▶ _WORK TASK_
Return the records exactly, keeping every line as it is.

Top of DATA SHOWN

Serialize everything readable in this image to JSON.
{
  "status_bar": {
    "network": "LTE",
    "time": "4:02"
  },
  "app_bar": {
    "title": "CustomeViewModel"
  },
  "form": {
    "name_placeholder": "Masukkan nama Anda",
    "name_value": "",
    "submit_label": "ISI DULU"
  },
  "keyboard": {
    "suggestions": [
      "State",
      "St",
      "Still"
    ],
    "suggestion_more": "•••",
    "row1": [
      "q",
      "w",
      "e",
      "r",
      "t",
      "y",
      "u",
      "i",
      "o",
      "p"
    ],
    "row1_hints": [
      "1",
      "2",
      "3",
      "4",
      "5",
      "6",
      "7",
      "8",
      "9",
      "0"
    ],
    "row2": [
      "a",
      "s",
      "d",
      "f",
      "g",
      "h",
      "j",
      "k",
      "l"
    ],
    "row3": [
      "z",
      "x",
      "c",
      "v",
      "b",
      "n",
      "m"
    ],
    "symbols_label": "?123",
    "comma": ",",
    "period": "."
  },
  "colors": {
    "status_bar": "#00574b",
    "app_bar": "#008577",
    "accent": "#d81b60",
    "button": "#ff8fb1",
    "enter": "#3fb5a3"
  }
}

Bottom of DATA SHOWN

▶ _EXPECTED ANSWER_
Serialize everything readable in this image to JSON.
{
  "status_bar": {
    "network": "LTE",
    "time": "4:02"
  },
  "app_bar": {
    "title": "CustomeViewModel"
  },
  "form": {
    "name_placeholder": "Masukkan nama Anda",
    "name_value": "",
    "submit_label": "ISI DULU"
  },
  "keyboard": {
    "suggestions": [
      "State",
      "St",
      "Still"
    ],
    "suggestion_more": "•••",
    "row1": [
      "q",
      "w",
      "e",
      "r",
      "t",
      "y",
      "u",
      "i",
      "o",
      "p"
    ],
    "row1_hints": [
      "1",
      "2",
      "3",
      "4",
      "5",
      "6",
      "7",
      "8",
      "9",
      "0"
    ],
    "row2": [
      "a",
      "s",
      "d",
      "f",
      "g",
      "h",
      "j",
      "k",
      "l"
    ],
    "row3": [
      "z",
      "x",
      "c",
      "v",
      "b",
      "n",
      "m"
    ],
    "symbols_label": "?123",
    "comma": ",",
    "period": "."
  },
  "colors": {
    "status_bar": "#00574b",
    "app_bar": "#008577",
    "accent": "#d81b60",
    "button": "#ff8fb1",
    "enter": "#3fb5a3"
  }
}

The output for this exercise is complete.